[Records contained in a dataset]
# # #
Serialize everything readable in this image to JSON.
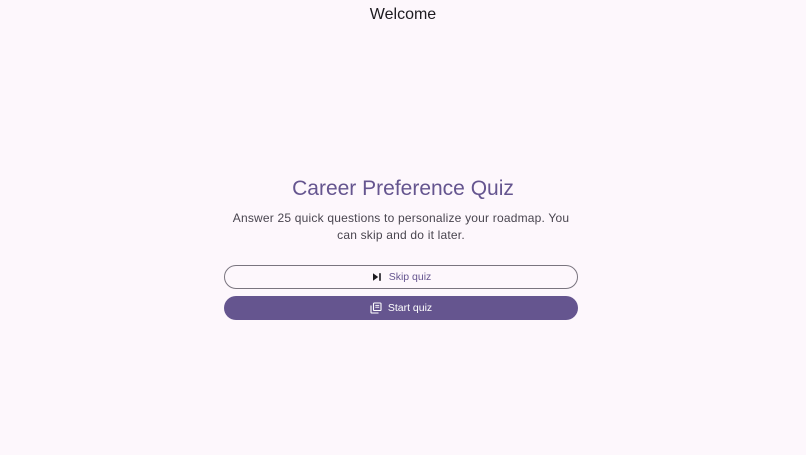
{
  "app_bar": {
    "title": "Welcome"
  },
  "quiz": {
    "title": "Career Preference Quiz",
    "description": "Answer 25 quick questions to personalize your roadmap. You can skip and do it later."
  },
  "actions": {
    "skip_label": "Skip quiz",
    "skip_icon": "skip-next-icon",
    "start_label": "Start quiz",
    "start_icon": "quiz-library-icon"
  },
  "colors": {
    "background": "#fdf7fc",
    "primary": "#65558f",
    "outline": "#7a757f",
    "on_surface": "#1d1b20",
    "on_surface_variant": "#49454f"
  }
}
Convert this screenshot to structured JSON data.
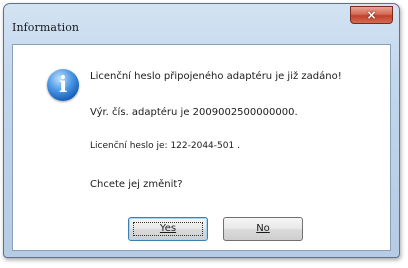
{
  "window": {
    "title": "Information",
    "close_glyph": "×"
  },
  "dialog": {
    "icon": "info-icon",
    "icon_glyph": "i",
    "message_line1": "Licenční heslo připojeného adaptéru je již zadáno!",
    "message_line2": "Výr. čís. adaptéru je 2009002500000000.",
    "message_line3": "Licenční heslo je:  122-2044-501 .",
    "message_line4": "Chcete jej změnit?"
  },
  "buttons": {
    "yes_label": "Yes",
    "no_label": "No"
  },
  "colors": {
    "close_button": "#c0412c",
    "info_icon": "#1660bb"
  }
}
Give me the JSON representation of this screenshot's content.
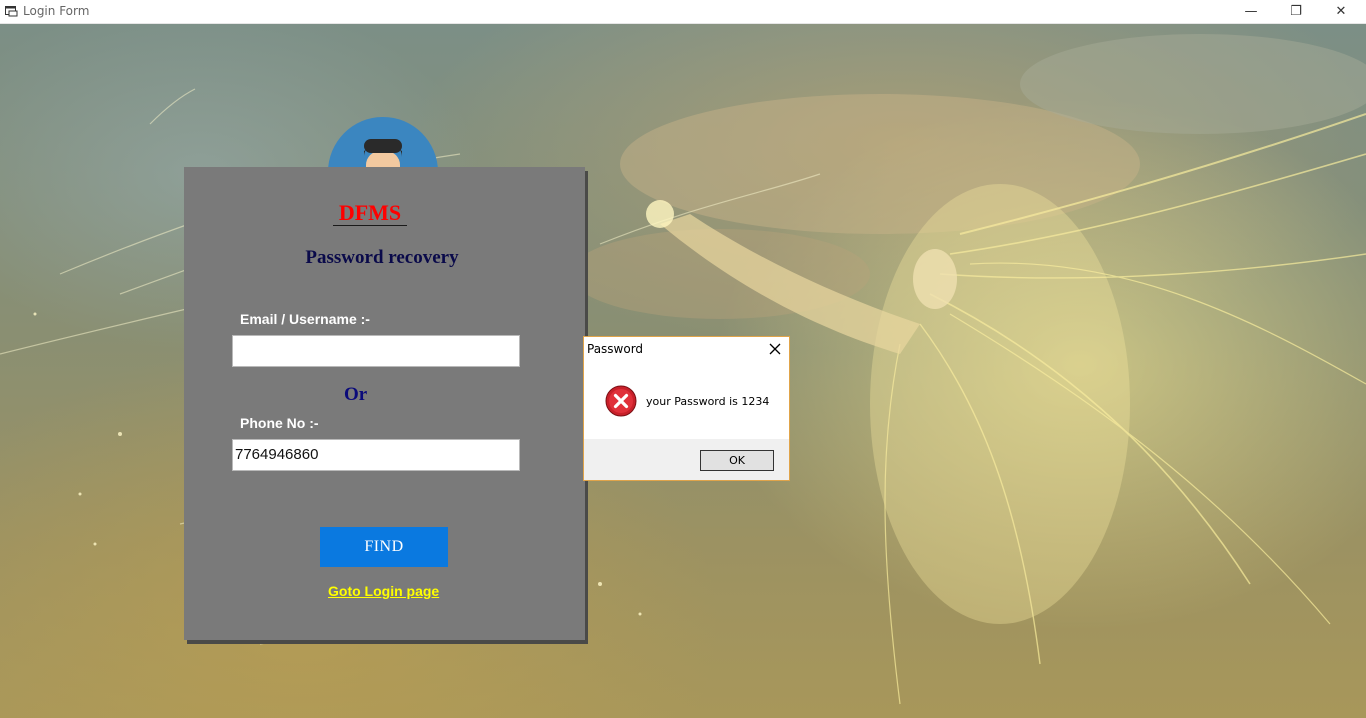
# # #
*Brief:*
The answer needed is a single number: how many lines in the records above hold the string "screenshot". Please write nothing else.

*Response:*
2